▸ Recorded information:

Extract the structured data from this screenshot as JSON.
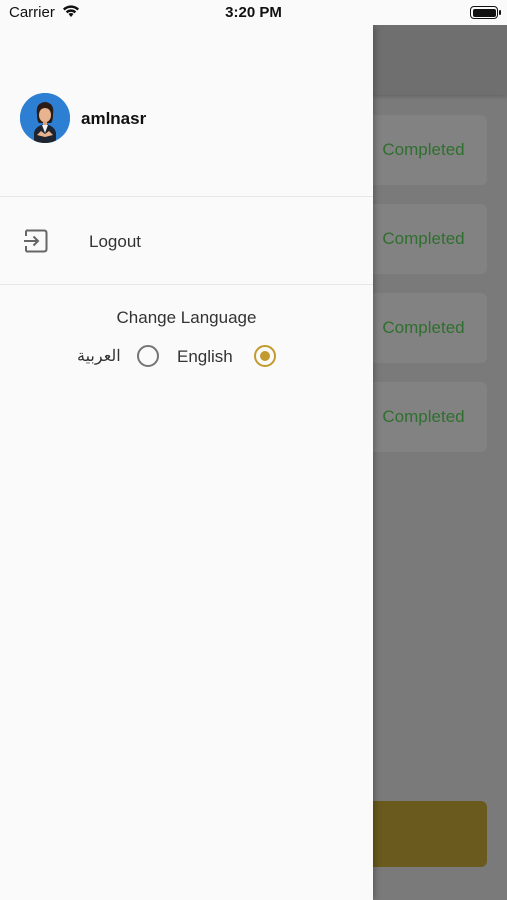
{
  "status_bar": {
    "carrier": "Carrier",
    "time": "3:20 PM"
  },
  "background": {
    "cards": [
      {
        "status": "Completed"
      },
      {
        "status": "Completed"
      },
      {
        "status": "Completed"
      },
      {
        "status": "Completed"
      }
    ],
    "status_color": "#2f6f2f",
    "button_color": "#6a5a1e"
  },
  "drawer": {
    "user": {
      "name": "amlnasr",
      "avatar": "user-avatar"
    },
    "logout": {
      "label": "Logout",
      "icon": "logout-icon"
    },
    "language": {
      "title": "Change Language",
      "options": [
        {
          "label": "العربية",
          "selected": false
        },
        {
          "label": "English",
          "selected": true
        }
      ],
      "accent_color": "#c39a2d"
    }
  }
}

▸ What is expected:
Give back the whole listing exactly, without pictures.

▸ Finished exercise:
Extract the structured data from this screenshot as JSON.
{
  "status_bar": {
    "carrier": "Carrier",
    "time": "3:20 PM"
  },
  "background": {
    "cards": [
      {
        "status": "Completed"
      },
      {
        "status": "Completed"
      },
      {
        "status": "Completed"
      },
      {
        "status": "Completed"
      }
    ],
    "status_color": "#2f6f2f",
    "button_color": "#6a5a1e"
  },
  "drawer": {
    "user": {
      "name": "amlnasr",
      "avatar": "user-avatar"
    },
    "logout": {
      "label": "Logout",
      "icon": "logout-icon"
    },
    "language": {
      "title": "Change Language",
      "options": [
        {
          "label": "العربية",
          "selected": false
        },
        {
          "label": "English",
          "selected": true
        }
      ],
      "accent_color": "#c39a2d"
    }
  }
}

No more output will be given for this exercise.